> _DIRECTIONS FOR THIS TASK_
Copy every line below where the string "header" is found.
*** Begin section ***
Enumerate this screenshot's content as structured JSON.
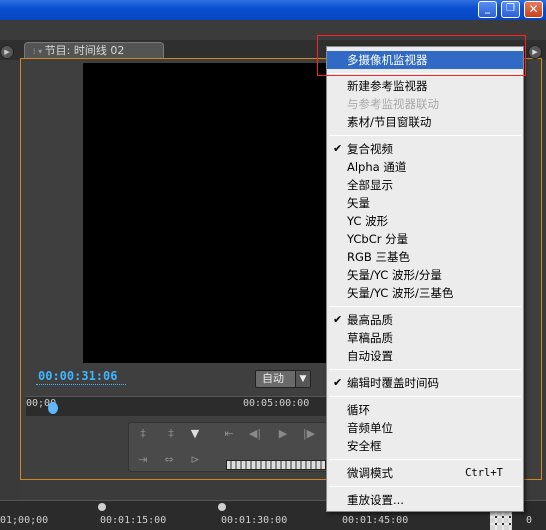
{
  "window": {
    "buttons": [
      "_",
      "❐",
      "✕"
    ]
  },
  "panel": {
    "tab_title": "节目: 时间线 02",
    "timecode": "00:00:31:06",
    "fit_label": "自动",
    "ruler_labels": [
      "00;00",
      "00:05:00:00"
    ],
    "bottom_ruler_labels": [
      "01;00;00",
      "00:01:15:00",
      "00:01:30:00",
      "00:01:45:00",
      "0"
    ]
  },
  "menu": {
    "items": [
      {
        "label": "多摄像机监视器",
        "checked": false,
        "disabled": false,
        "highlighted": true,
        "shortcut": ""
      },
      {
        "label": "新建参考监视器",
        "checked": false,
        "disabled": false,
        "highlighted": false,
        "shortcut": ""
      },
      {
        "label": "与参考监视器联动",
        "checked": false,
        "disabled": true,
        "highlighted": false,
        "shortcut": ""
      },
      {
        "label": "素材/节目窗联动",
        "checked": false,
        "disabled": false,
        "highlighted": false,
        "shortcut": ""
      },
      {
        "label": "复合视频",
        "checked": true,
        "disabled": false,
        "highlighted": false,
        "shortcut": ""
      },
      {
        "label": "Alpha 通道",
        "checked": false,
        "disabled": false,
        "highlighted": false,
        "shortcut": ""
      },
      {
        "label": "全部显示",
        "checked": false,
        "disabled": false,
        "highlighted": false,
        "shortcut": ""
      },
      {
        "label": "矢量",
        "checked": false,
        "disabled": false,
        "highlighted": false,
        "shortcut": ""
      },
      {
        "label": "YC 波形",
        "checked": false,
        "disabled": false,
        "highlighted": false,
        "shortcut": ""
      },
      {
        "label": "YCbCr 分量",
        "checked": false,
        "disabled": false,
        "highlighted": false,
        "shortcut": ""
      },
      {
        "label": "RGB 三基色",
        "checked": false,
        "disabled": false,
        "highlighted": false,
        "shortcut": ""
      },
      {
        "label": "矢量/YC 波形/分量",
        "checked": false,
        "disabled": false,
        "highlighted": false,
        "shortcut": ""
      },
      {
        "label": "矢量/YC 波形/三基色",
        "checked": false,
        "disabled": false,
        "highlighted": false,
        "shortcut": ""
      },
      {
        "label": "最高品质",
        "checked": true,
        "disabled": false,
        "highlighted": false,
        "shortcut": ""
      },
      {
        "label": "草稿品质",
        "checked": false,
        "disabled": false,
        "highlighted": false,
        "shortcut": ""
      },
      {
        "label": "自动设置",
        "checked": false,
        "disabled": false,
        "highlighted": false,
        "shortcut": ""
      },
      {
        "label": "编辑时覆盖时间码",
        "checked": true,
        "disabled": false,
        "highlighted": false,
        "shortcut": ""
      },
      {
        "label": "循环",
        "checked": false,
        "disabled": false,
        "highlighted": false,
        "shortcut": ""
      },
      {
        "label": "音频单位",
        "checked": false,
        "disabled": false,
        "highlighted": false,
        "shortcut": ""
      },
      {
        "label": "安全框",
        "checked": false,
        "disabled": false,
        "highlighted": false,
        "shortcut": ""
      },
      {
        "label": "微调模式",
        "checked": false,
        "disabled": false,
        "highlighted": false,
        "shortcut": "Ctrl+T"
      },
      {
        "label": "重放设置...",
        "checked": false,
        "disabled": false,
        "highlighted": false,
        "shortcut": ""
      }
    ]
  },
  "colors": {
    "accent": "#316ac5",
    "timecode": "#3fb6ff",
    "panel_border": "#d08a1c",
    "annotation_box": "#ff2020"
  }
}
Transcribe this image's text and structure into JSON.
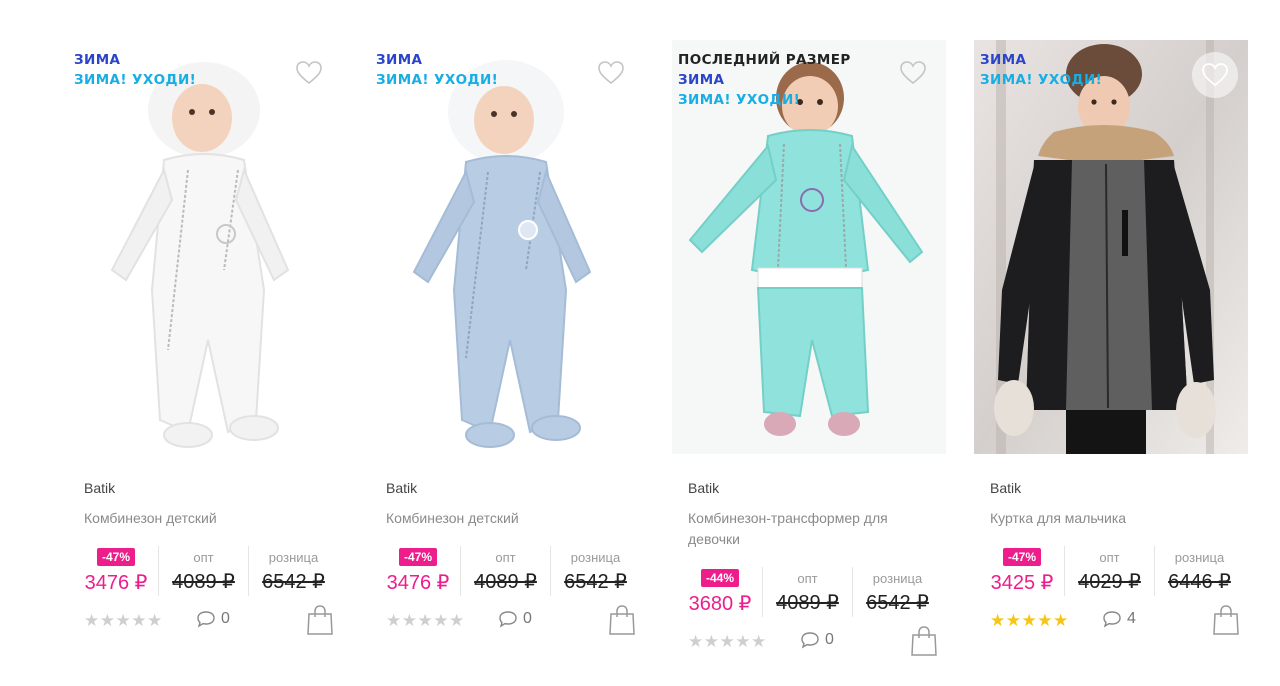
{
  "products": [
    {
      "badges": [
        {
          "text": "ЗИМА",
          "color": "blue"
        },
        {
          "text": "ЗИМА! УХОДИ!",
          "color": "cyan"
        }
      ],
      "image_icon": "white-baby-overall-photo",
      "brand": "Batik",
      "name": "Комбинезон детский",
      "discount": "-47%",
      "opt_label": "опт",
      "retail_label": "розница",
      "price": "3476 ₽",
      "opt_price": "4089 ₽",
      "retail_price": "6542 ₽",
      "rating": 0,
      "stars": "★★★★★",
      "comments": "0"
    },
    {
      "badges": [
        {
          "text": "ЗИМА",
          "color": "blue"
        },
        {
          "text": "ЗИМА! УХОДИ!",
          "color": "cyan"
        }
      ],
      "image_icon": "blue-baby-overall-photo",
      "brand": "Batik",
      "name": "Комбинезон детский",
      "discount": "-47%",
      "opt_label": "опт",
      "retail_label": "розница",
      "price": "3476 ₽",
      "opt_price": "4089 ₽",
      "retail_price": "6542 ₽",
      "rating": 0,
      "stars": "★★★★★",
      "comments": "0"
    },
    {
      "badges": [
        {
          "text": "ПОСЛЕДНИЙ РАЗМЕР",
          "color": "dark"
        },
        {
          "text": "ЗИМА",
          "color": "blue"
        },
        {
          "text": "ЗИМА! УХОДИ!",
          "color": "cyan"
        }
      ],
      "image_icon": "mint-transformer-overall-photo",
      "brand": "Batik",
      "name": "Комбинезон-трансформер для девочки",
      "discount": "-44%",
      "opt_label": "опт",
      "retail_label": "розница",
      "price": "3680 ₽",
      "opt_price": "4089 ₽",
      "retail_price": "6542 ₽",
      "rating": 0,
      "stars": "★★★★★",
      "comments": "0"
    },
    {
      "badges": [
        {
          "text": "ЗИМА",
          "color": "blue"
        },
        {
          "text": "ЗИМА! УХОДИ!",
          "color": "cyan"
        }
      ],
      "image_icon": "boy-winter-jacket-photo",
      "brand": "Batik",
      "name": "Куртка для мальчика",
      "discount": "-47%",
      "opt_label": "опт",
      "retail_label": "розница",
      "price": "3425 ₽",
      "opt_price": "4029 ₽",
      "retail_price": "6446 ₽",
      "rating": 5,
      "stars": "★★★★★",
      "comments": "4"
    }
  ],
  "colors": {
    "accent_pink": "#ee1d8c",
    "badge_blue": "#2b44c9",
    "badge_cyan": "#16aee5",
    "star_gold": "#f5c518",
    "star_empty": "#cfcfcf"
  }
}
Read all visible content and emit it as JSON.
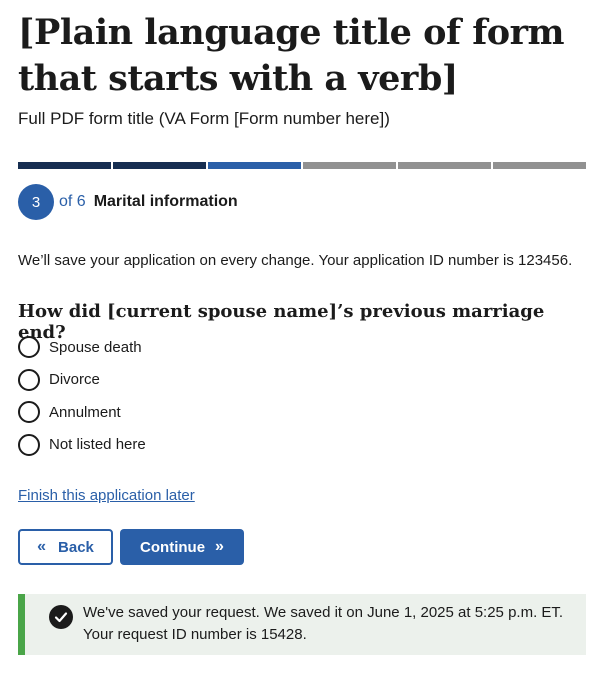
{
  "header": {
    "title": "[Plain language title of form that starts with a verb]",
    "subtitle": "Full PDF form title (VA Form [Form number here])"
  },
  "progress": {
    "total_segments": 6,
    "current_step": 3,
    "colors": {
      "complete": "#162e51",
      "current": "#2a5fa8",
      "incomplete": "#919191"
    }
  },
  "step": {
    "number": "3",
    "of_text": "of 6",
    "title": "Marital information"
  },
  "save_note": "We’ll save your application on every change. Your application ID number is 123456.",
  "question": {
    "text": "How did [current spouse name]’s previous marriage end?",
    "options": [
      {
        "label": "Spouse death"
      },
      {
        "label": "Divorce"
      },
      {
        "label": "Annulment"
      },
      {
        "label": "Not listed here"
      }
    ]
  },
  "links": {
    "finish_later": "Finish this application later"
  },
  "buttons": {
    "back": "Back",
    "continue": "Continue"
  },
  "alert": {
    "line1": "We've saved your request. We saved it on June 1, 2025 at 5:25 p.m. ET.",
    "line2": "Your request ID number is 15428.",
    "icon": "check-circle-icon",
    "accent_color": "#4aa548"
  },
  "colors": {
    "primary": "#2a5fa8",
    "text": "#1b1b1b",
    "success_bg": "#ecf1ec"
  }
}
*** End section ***
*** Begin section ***
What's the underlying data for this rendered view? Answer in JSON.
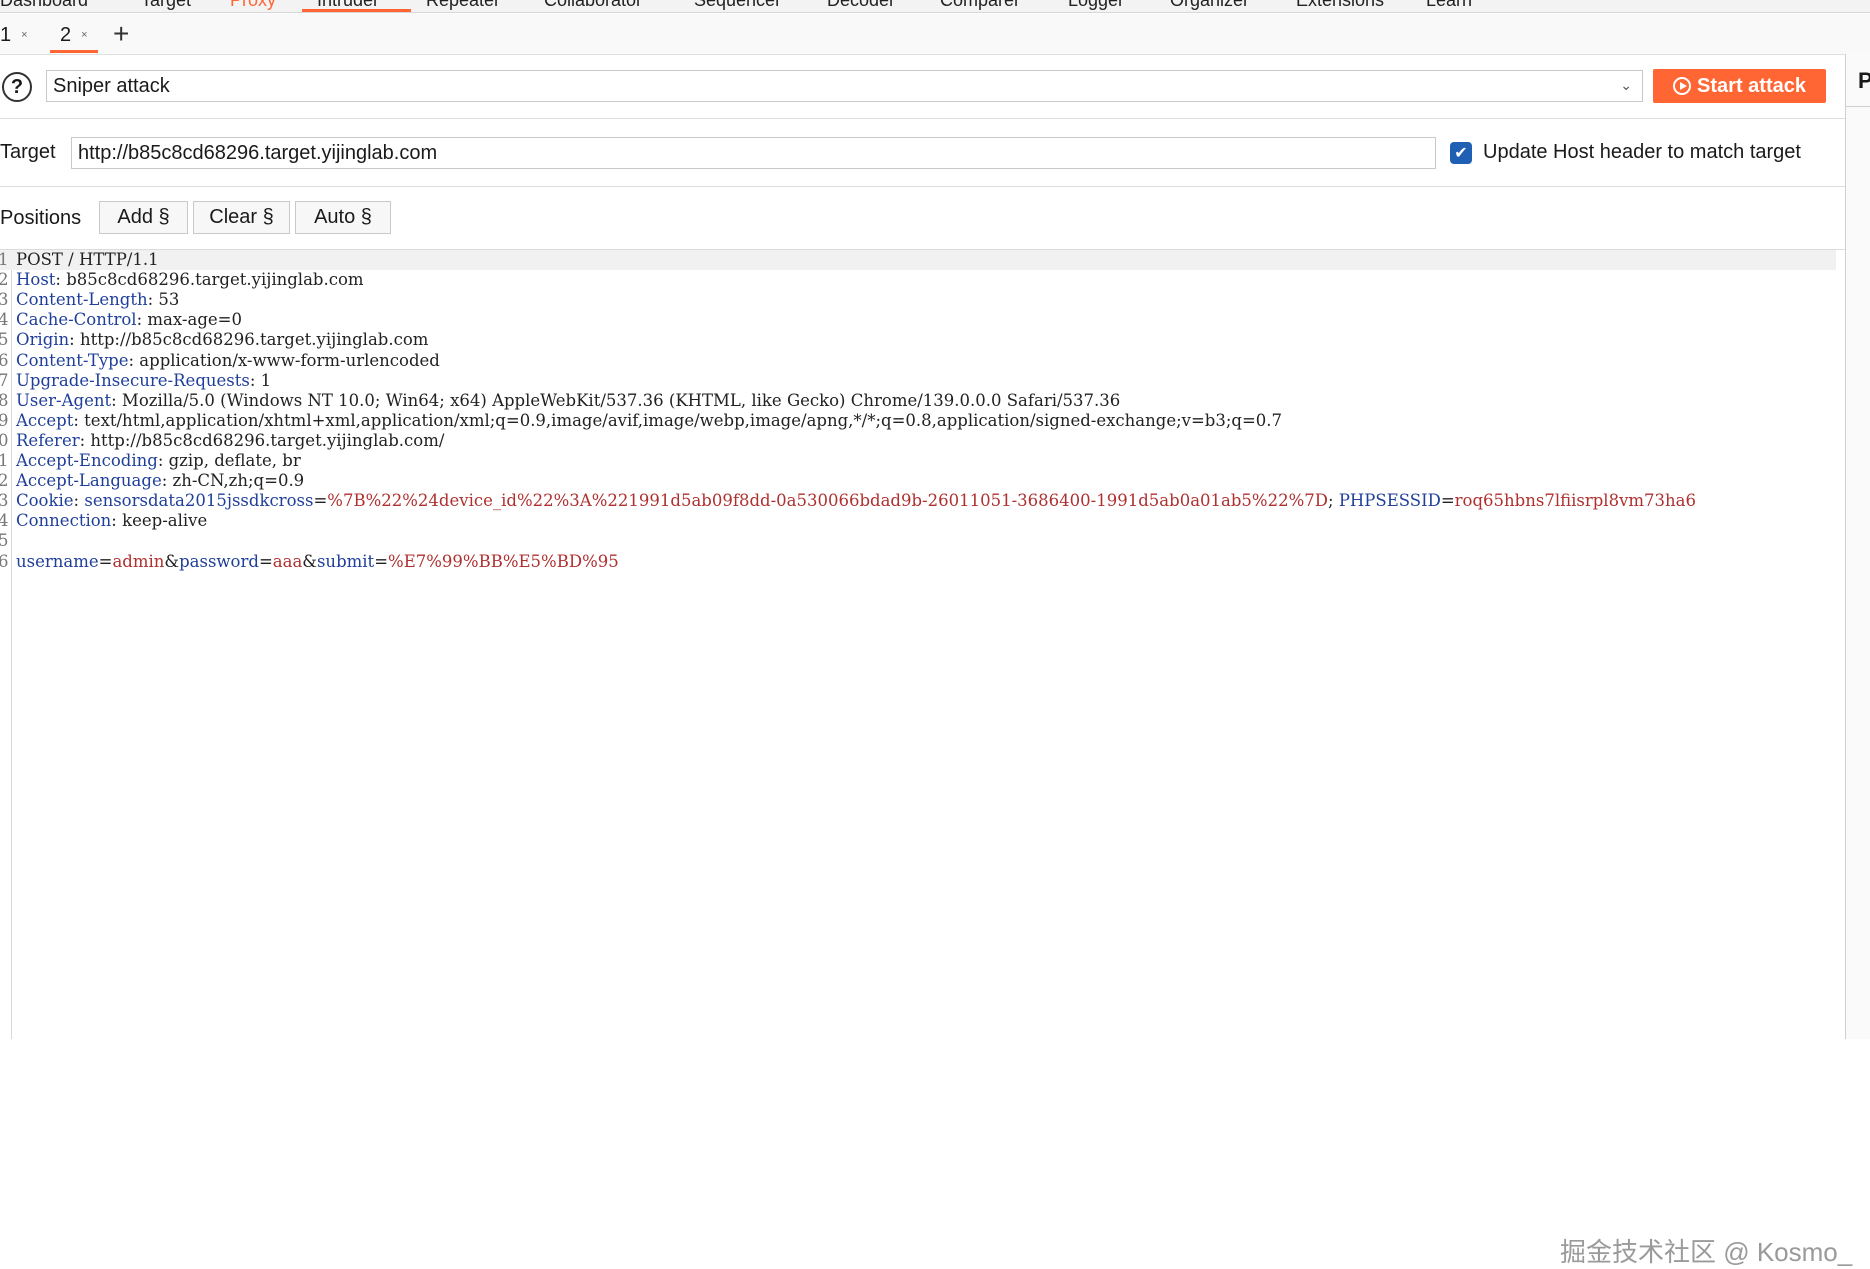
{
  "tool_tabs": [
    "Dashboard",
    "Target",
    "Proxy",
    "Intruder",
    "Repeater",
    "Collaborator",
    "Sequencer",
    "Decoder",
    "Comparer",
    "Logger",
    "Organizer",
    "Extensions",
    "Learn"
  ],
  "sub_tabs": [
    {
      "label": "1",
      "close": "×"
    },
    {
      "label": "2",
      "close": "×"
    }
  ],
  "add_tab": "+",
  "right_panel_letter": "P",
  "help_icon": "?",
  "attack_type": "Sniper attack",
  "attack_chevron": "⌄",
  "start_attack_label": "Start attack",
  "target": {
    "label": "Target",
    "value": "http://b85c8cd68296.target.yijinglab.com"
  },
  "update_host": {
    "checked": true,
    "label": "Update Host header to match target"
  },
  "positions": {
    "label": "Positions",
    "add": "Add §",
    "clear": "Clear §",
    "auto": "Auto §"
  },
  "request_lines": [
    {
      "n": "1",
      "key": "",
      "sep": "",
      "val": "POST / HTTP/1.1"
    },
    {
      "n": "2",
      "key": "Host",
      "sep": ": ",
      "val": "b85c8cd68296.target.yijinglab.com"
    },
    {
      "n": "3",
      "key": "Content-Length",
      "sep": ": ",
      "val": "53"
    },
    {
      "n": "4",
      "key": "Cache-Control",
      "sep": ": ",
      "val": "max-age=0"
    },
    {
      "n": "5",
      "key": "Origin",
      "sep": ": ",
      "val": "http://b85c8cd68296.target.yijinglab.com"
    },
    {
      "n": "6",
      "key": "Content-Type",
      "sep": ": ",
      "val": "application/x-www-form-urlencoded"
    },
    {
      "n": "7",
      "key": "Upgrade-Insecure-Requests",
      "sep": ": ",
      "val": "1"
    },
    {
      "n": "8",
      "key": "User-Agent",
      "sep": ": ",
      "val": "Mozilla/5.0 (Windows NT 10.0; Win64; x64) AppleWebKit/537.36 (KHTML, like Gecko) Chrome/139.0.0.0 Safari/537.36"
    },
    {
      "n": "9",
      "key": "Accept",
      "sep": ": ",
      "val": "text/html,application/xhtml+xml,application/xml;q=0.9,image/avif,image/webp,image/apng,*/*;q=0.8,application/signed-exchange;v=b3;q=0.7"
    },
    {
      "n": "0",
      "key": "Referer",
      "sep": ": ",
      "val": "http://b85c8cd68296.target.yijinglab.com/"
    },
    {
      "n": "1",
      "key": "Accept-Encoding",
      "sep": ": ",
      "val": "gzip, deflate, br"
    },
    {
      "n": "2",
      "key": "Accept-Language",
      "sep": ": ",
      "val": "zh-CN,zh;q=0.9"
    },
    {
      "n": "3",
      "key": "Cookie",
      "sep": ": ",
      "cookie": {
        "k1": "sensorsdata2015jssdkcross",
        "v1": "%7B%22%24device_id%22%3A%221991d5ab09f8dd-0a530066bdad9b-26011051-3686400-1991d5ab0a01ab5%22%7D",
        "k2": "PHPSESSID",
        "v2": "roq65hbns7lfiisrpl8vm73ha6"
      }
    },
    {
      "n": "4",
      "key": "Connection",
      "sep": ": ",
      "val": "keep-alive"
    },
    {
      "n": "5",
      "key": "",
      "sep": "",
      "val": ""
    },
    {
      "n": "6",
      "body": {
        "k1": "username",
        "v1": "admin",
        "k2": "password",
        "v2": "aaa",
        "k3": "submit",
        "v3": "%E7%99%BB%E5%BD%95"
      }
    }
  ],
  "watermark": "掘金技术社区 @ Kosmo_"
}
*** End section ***
> _YOUR SOLUTION_
  "header": {
    "label": "Update Host header to match target"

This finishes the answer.